(Component data from apps and pages)
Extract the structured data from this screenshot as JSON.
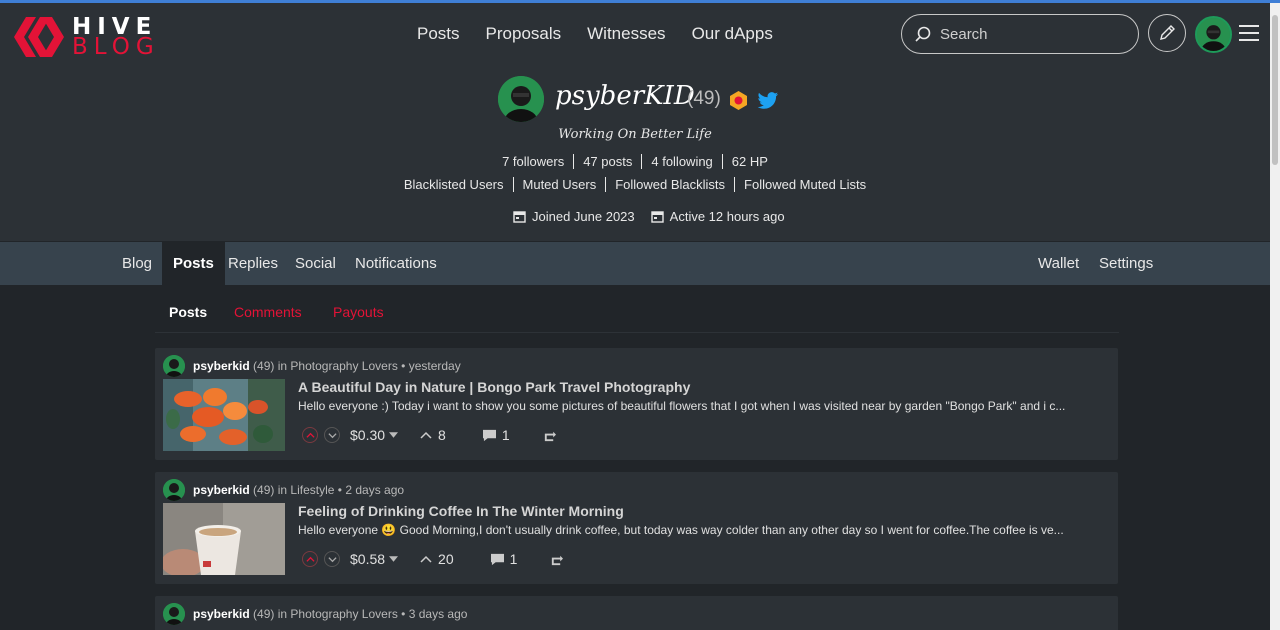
{
  "brand": {
    "line1": "HIVE",
    "line2": "BLOG"
  },
  "nav": {
    "items": [
      "Posts",
      "Proposals",
      "Witnesses",
      "Our dApps"
    ]
  },
  "search": {
    "placeholder": "Search"
  },
  "profile": {
    "name": "psyberKID",
    "reputation": "(49)",
    "about": "Working On Better Life",
    "stats": [
      "7 followers",
      "47 posts",
      "4 following",
      "62 HP"
    ],
    "lists": [
      "Blacklisted Users",
      "Muted Users",
      "Followed Blacklists",
      "Followed Muted Lists"
    ],
    "joined": "Joined June 2023",
    "active": "Active 12 hours ago"
  },
  "tabs": {
    "left": [
      "Blog",
      "Posts",
      "Replies",
      "Social",
      "Notifications"
    ],
    "right": [
      "Wallet",
      "Settings"
    ],
    "active": "Posts"
  },
  "subtabs": {
    "items": [
      "Posts",
      "Comments",
      "Payouts"
    ],
    "active": "Posts"
  },
  "posts": [
    {
      "author": "psyberkid",
      "rep": "(49)",
      "in": "in",
      "community": "Photography Lovers",
      "time": "• yesterday",
      "title": "A Beautiful Day in Nature | Bongo Park Travel Photography",
      "summary": "Hello everyone :) Today i want to show you some pictures of beautiful flowers that I got when I was visited near by garden \"Bongo Park\" and i c...",
      "payout": "$0.30",
      "votes": "8",
      "comments": "1"
    },
    {
      "author": "psyberkid",
      "rep": "(49)",
      "in": "in",
      "community": "Lifestyle",
      "time": "• 2 days ago",
      "title": "Feeling of Drinking Coffee In The Winter Morning",
      "summary": "Hello everyone 😃 Good Morning,I don't usually drink coffee, but today was way colder than any other day so I went for coffee.The coffee is ve...",
      "payout": "$0.58",
      "votes": "20",
      "comments": "1"
    },
    {
      "author": "psyberkid",
      "rep": "(49)",
      "in": "in",
      "community": "Photography Lovers",
      "time": "• 3 days ago"
    }
  ],
  "colors": {
    "accent": "#e31337",
    "background": "#212529",
    "header": "#2c3136",
    "tabbar": "#37434d"
  }
}
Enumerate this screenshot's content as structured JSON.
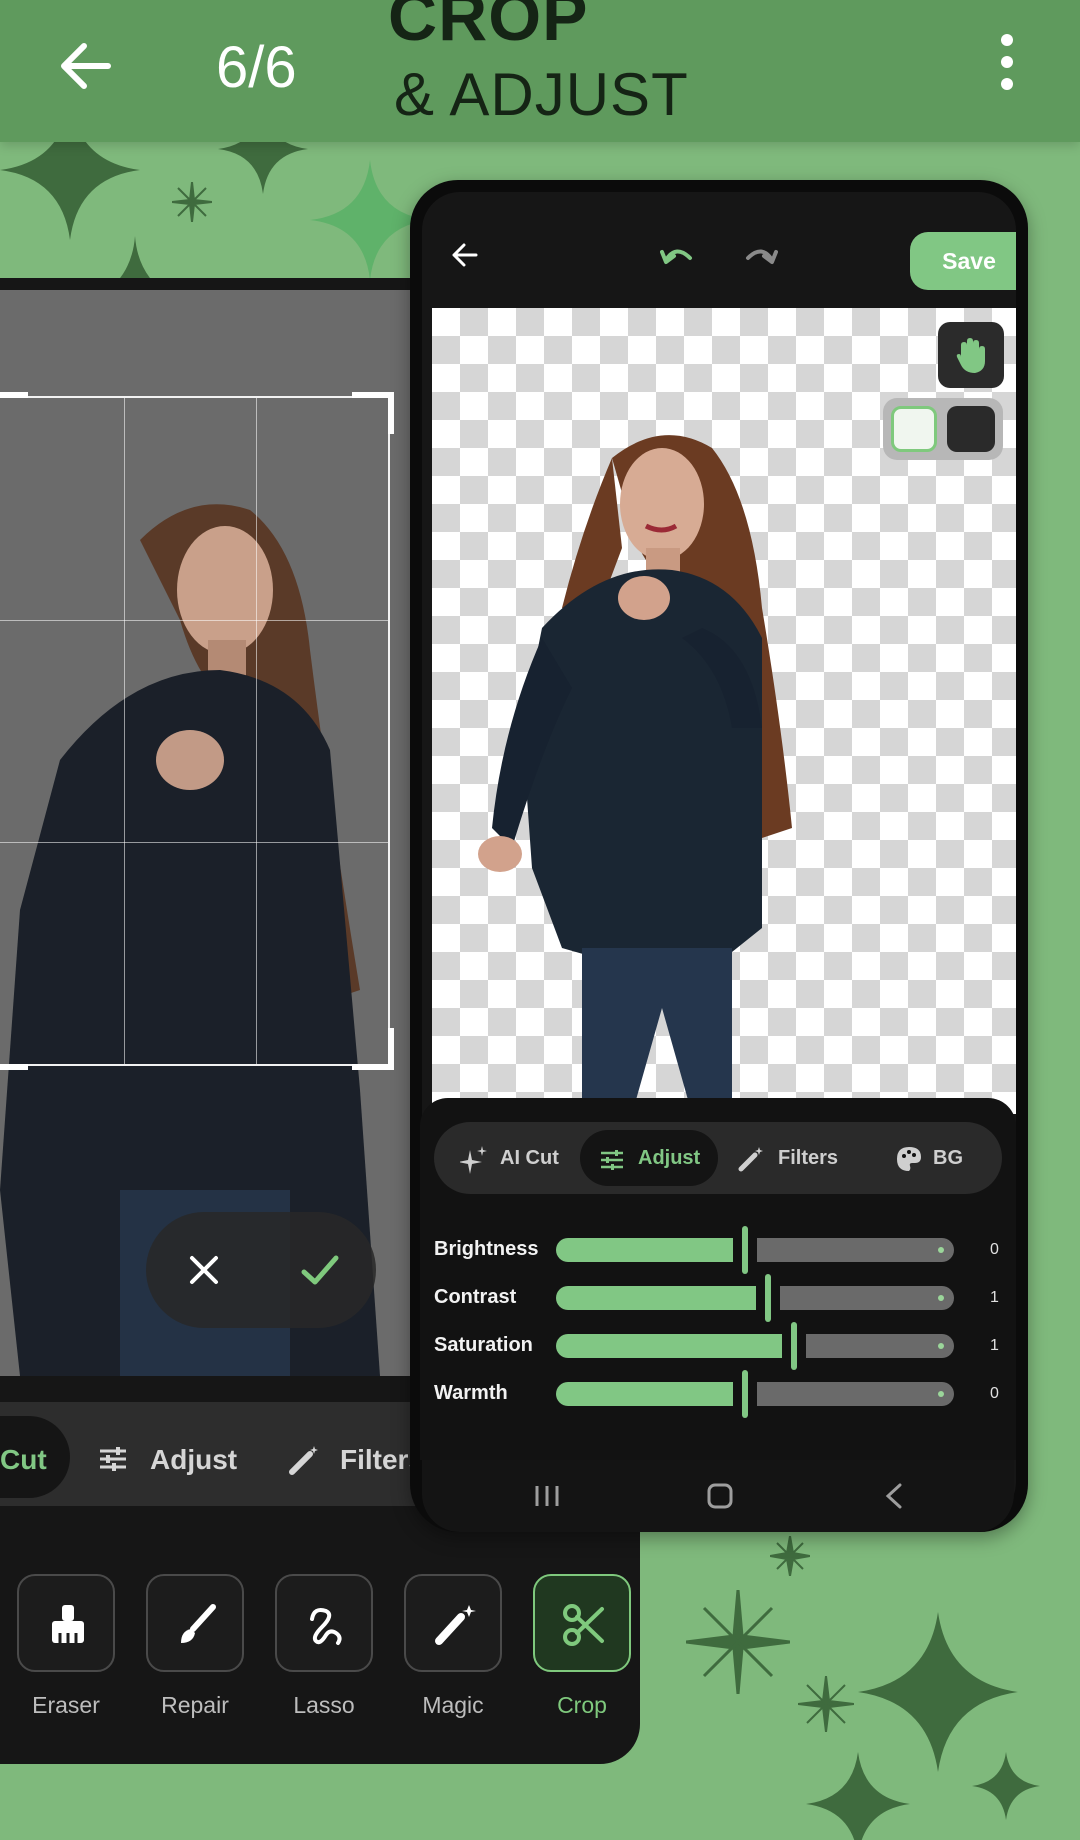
{
  "header": {
    "counter": "6/6",
    "title_line1": "CROP",
    "title_line2": "& ADJUST"
  },
  "colors": {
    "background": "#7fb97c",
    "header": "#5f9a5d",
    "accent": "#81c784",
    "sparkle": "#3f6b3e"
  },
  "back_phone": {
    "tabs": [
      {
        "label": "Cut"
      },
      {
        "label": "Adjust"
      },
      {
        "label": "Filters"
      }
    ],
    "tools": [
      {
        "label": "Eraser",
        "icon": "eraser-icon"
      },
      {
        "label": "Repair",
        "icon": "brush-icon"
      },
      {
        "label": "Lasso",
        "icon": "lasso-icon"
      },
      {
        "label": "Magic",
        "icon": "magic-wand-icon"
      },
      {
        "label": "Crop",
        "icon": "scissors-icon",
        "active": true
      }
    ]
  },
  "front_phone": {
    "save_label": "Save",
    "tabs": [
      {
        "label": "AI Cut",
        "icon": "sparkle-icon"
      },
      {
        "label": "Adjust",
        "icon": "sliders-icon",
        "active": true
      },
      {
        "label": "Filters",
        "icon": "magic-wand-icon"
      },
      {
        "label": "BG",
        "icon": "palette-icon"
      }
    ],
    "adjustments": [
      {
        "label": "Brightness",
        "value": "0",
        "level": 0.5
      },
      {
        "label": "Contrast",
        "value": "1",
        "level": 0.56
      },
      {
        "label": "Saturation",
        "value": "1",
        "level": 0.63
      },
      {
        "label": "Warmth",
        "value": "0",
        "level": 0.5
      }
    ]
  }
}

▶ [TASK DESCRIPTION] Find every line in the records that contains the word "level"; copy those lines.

▶ [WRITTEN ANSWER]
        "level": 0.5
        "level": 0.56
        "level": 0.63
        "level": 0.5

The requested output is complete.